:: Your assignment ::
Search the material for the string "code", then return every line where it is found.

:: The data ::
◆ ◆ ◆ ◆
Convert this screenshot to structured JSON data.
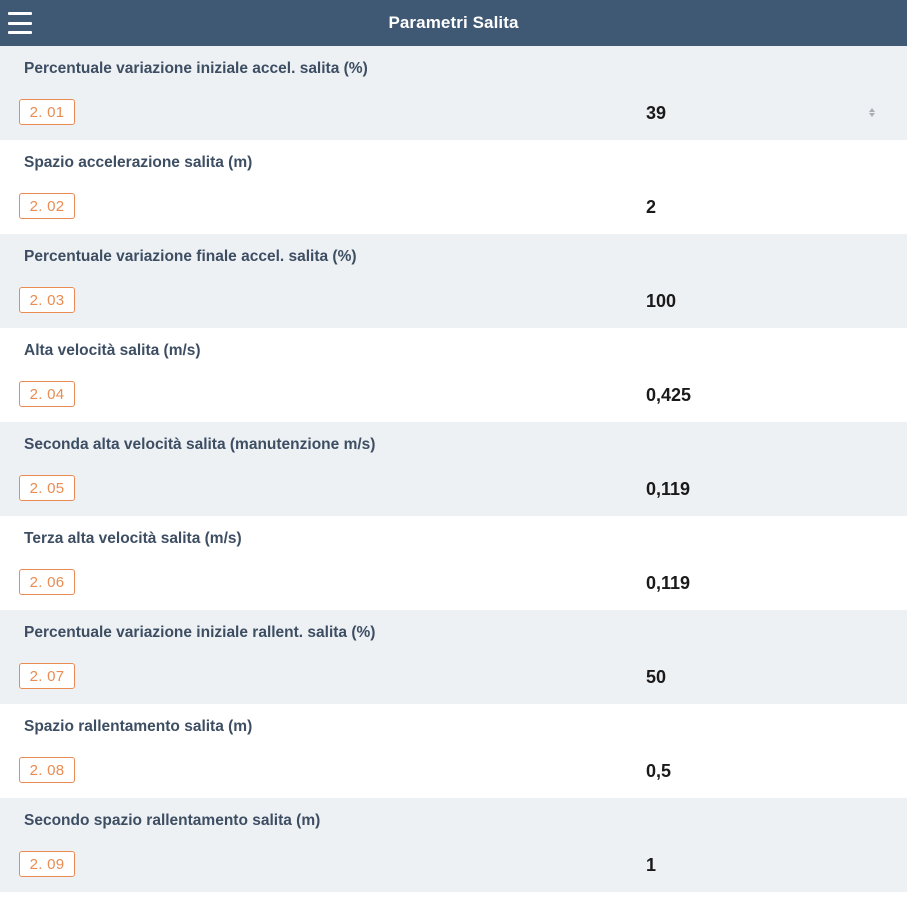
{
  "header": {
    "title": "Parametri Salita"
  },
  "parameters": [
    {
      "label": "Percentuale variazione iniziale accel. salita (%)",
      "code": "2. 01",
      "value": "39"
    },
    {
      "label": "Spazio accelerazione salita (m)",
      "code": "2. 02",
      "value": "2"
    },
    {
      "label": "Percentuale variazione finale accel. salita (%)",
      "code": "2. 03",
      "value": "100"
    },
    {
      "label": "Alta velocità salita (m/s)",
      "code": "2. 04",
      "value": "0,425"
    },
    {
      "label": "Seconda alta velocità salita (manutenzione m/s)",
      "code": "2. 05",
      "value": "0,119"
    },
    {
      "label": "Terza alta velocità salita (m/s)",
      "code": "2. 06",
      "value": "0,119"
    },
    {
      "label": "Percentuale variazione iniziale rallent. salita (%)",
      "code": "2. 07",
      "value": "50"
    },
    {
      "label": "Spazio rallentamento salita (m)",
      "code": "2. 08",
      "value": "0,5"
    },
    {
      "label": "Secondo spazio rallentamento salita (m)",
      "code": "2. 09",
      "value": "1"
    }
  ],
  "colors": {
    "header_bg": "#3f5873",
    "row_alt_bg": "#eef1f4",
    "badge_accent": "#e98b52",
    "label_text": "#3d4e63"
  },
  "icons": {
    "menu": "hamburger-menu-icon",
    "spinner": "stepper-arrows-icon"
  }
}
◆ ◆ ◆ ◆
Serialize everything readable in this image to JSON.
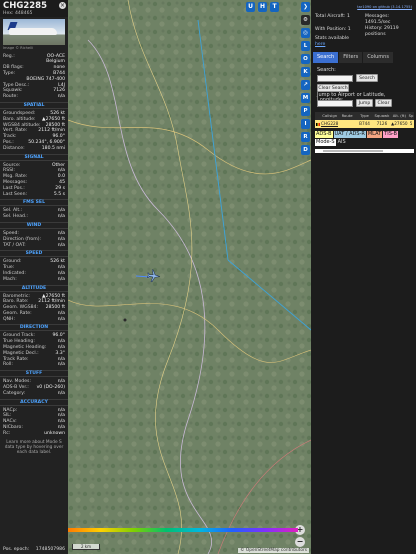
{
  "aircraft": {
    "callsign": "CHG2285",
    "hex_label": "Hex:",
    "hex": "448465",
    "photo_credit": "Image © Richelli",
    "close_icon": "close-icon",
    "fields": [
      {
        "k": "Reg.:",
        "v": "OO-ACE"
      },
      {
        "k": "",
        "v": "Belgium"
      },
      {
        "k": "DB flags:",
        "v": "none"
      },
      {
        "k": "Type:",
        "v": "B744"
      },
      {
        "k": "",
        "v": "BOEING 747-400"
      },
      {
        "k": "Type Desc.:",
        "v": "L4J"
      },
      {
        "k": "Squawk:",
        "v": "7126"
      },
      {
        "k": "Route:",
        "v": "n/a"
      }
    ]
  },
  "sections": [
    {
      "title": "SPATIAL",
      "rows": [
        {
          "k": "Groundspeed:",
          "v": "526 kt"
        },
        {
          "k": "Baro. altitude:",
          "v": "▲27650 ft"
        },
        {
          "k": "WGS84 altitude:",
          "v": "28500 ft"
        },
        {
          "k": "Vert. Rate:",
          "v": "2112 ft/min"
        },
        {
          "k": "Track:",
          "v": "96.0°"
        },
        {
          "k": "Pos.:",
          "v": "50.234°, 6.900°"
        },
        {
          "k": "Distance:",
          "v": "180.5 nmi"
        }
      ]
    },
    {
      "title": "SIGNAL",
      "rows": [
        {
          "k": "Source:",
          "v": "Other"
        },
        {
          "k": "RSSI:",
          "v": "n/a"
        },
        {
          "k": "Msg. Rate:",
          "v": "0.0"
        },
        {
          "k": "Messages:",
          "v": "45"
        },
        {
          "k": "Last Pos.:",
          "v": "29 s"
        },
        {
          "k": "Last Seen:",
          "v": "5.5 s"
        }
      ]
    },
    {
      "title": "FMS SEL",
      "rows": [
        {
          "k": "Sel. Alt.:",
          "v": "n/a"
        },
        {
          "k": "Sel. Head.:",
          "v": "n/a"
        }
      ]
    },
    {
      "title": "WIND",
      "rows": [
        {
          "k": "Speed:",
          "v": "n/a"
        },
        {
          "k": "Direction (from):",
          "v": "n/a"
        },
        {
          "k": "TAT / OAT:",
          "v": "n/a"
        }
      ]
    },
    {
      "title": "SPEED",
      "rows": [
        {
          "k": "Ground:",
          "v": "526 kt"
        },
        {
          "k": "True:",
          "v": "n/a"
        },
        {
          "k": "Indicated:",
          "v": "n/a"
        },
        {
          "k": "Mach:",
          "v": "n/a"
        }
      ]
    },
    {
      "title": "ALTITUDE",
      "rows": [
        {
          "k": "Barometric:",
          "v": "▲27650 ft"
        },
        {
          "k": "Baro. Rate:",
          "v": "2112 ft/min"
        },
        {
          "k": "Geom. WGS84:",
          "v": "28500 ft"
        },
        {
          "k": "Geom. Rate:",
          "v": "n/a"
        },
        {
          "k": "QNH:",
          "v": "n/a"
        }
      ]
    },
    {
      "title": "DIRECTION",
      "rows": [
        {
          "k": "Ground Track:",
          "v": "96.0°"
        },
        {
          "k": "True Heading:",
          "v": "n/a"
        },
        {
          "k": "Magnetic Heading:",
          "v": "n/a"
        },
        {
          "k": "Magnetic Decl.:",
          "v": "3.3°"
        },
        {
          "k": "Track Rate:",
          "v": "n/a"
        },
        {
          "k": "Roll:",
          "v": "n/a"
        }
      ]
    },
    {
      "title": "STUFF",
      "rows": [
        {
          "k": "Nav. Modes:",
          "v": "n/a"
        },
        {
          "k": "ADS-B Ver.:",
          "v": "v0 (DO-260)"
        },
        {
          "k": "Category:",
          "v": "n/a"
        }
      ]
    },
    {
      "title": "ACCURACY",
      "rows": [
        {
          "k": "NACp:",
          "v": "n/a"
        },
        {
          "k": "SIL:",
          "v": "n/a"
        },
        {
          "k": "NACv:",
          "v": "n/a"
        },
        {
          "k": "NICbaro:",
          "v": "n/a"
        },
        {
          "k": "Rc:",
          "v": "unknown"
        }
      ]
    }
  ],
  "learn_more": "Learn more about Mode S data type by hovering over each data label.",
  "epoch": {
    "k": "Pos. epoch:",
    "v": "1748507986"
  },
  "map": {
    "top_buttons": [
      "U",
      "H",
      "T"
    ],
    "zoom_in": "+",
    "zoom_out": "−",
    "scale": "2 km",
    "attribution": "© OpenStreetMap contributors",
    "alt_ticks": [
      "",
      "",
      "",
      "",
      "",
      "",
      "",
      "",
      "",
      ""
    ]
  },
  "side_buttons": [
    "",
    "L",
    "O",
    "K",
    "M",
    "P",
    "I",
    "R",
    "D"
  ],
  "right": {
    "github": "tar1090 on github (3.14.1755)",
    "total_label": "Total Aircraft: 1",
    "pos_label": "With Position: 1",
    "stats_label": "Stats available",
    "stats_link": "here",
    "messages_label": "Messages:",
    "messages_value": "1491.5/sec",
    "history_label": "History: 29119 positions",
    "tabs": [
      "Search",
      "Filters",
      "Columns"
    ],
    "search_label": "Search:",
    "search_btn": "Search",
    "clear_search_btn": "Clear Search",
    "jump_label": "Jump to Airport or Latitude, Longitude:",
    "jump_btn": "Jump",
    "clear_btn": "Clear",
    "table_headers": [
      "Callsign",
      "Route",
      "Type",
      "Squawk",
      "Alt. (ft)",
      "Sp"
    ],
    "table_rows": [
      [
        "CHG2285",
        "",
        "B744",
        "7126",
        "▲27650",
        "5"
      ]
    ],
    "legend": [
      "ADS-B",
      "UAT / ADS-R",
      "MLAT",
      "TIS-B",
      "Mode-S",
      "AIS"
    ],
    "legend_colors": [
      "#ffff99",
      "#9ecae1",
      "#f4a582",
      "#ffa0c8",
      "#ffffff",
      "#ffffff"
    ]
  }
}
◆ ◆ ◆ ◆
:: Response ::
      "code": "2. 01",
      "code": "2. 02",
      "code": "2. 03",
      "code": "2. 04",
      "code": "2. 05",
      "code": "2. 06",
      "code": "2. 07",
      "code": "2. 08",
      "code": "2. 09",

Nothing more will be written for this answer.